That being said, Rowley feels strongly that any athlete taking a knee during the anthem should be well informed about what exactly they’re protesting against. As a fire support officer in the field artillery branch, his commanding officers demanded that when he came to them with a problem, he also come with a solution.

Anyone protesting should do the same, he argues.

“What I would like to see is athletes taking a knee saying these are my specific issues with certain problems we have in the United States, what can we do to fix it?” said Rowley. “Finding a solution is better than just protesting and bringing up the problem, because if you’re willing to bring up the problem, you should be part of the solution, as well.

“Give me a specific example and I will fight it with you. If it’s just an athlete taking a knee and giving some vague statement about it, then there’s nothing we can really fight together.”

That, of course, has been lost in the shuffle, as amid rising tensions on the Korean peninsula, an ongoing debate on revised health care and a new travel ban stealthily issued Sunday night, the discourse has been hijacked by a highly charged debate over anthem protests.

In turn, the issues initially raised by Kaepernick have been largely ignored amid the debate over whether or not the way the athletes are protesting is disrespectful to the country.
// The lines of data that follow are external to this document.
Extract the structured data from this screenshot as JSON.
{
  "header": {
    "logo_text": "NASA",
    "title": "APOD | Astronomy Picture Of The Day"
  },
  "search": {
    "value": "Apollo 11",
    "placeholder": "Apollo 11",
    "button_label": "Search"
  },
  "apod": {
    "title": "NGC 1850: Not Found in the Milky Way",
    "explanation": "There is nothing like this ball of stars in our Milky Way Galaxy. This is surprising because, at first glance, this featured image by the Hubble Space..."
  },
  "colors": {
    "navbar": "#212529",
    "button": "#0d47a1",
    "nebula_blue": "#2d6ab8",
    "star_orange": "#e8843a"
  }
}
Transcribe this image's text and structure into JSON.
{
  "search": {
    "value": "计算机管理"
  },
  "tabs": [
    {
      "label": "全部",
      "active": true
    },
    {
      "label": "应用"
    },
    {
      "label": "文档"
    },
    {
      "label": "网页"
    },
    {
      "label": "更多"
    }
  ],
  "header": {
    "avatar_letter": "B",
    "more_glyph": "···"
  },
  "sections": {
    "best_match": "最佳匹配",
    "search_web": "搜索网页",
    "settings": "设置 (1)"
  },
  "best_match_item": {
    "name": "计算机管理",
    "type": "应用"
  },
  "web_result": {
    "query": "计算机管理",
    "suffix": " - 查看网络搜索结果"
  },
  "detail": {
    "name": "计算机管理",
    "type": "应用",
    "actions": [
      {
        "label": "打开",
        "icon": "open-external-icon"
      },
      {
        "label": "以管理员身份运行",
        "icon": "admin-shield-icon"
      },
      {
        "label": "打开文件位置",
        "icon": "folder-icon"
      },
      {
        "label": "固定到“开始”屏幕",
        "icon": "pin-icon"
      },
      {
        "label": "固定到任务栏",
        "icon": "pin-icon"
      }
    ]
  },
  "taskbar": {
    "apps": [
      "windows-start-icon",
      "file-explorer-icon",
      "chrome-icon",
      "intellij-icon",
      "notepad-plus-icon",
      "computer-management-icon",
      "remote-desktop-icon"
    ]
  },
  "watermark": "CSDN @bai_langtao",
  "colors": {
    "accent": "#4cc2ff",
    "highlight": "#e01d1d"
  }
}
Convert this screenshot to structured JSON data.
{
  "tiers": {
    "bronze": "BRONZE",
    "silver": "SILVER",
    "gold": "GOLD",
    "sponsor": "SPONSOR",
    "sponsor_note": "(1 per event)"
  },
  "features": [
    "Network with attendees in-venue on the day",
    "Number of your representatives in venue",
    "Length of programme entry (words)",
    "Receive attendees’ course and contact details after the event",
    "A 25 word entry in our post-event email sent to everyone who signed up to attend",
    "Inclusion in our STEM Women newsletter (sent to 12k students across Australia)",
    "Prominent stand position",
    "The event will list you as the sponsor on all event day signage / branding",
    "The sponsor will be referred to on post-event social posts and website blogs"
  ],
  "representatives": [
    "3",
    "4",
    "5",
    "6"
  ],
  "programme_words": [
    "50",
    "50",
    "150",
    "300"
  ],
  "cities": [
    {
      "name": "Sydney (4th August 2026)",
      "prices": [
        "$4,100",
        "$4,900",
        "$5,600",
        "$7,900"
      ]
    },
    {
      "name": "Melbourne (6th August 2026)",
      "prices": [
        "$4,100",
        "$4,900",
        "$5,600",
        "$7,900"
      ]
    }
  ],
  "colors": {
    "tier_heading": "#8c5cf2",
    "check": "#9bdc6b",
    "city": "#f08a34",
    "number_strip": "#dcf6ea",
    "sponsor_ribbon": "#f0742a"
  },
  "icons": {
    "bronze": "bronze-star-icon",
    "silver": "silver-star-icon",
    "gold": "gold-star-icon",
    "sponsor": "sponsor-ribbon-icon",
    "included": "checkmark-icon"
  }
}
“They’ve been clear it’s not a disrespect to veterans, to the flag. They see a problem and that’s their way of addressing the problem. Their method of doing it is their own choice,” said Rowley. “If I wanted to enact social change, would I take a knee during the national anthem? Absolutely not. But I have a different background. I’ve served and I think that would be taken very differently. If that’s the way they want to raise awareness and create momentum for social change of a problem they see in the country, I don’t have a problem with it.”